The Need for Privacy Actions and Accountability

I think one of the greatest unmet needs in our society is the need for privacy amid the bloat of Commercially-Available Information (CAI), and I think that there are at least three key components which require attention from the administrative branch in order to meet this need reasonably well:

  1. Enforcing and enhancing privacy protections for citizens.
  2. Facilitating improved digital security and privacy education campaigns for citizens.
  3. Establishing international norms for the processing of sensitive data, including how data may be processed with respect to how people interact with digital services.

Businesses are constantly inventing new ways to violate our privacy, and the Federal Trade Commission is looking for help with modifying this behavior.

The article FTC Staff Comment to the NTIA: Developing the Administration’s Approach to Consumer Privacy [Legal Library > Browse > Advocacy Filings] does a fantastic job reviewing the modern reality of our digital world and how it intersects with consumer privacy. In particular, skip down to pages 20 and 21 to see the FTC’s call to action. Here’s a brief quote from the document:

The FTC also understands that both Congress and the Administration are
considering federal privacy legislation, and the Commission strongly supports those efforts. Any legislation should balance consumers’ legitimate concerns about the protections afforded to the collection, use, and sharing of their data with business’ need for clear rules of the road, consumers’ demand for data-driven products and services, and the importance of flexible frameworks that foster innovation

The FTC and Congress need an administration who will act forcefully in response to this need - particularly in this time when we are collectively talking so much about A.I. and LLM technologies.

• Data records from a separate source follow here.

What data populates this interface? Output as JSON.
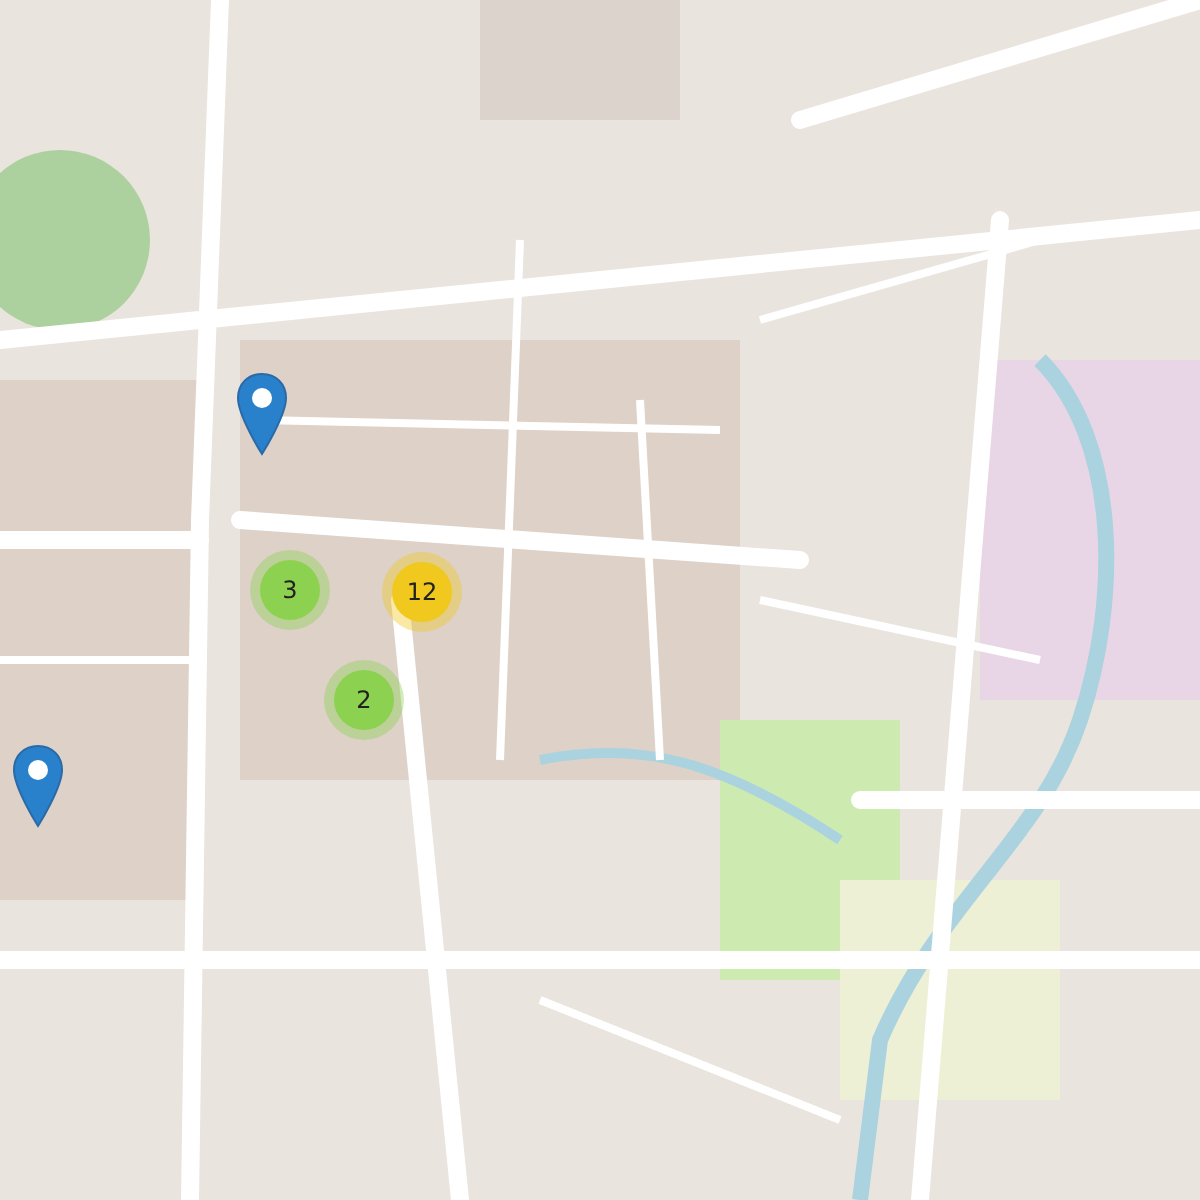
{
  "map": {
    "clusters": [
      {
        "count": "3",
        "color": "#8cd250"
      },
      {
        "count": "12",
        "color": "#f0c81e"
      },
      {
        "count": "2",
        "color": "#8cd250"
      }
    ],
    "pins": [
      {
        "kind": "location"
      },
      {
        "kind": "location"
      }
    ]
  }
}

We’ve already seen the harm they can bring, and the pain they have already caused among the youth, as discussed on The Young Turks today, November 6.

On the Risky Business Soapbox podcast, episode 79 (named Preventing MFA reset attacks), there is a fantastic, related discussion between the host and guest on these topics of consumer education and international norms.

  • Skip to 21:53 and listen onward for a couple perspectives on these topics.

Operation Hope should make consumer privacy a cornerstone of the campaign.

I’ll check out this podcast. It sounds interesting.

As for a need for privacy I think there has been a framing issue. The way this should be approached is not whether the data collector has the duty to the collected, but it should be whether there are right of the originator to control commodification of said data. Originators of the data should have the right to exclusivity at which I believe they do have the right control access. I think a person’s personal data should be treated much more like a trade secret of a corporation.

For instance, I believe I should be able to hand over my rights to all my data to a not for profit which can regulate all that data and how it is monetized. This could act like a bonus payment for some. Anyone that had originated data would be due a royalty or a licensing fee. They could be paid out of a pool that the not-for-profit manages. This could also allow people to have a gradient on how much data they shared. This could reflect how much money they were allowed to be paid out of the pool for any given time.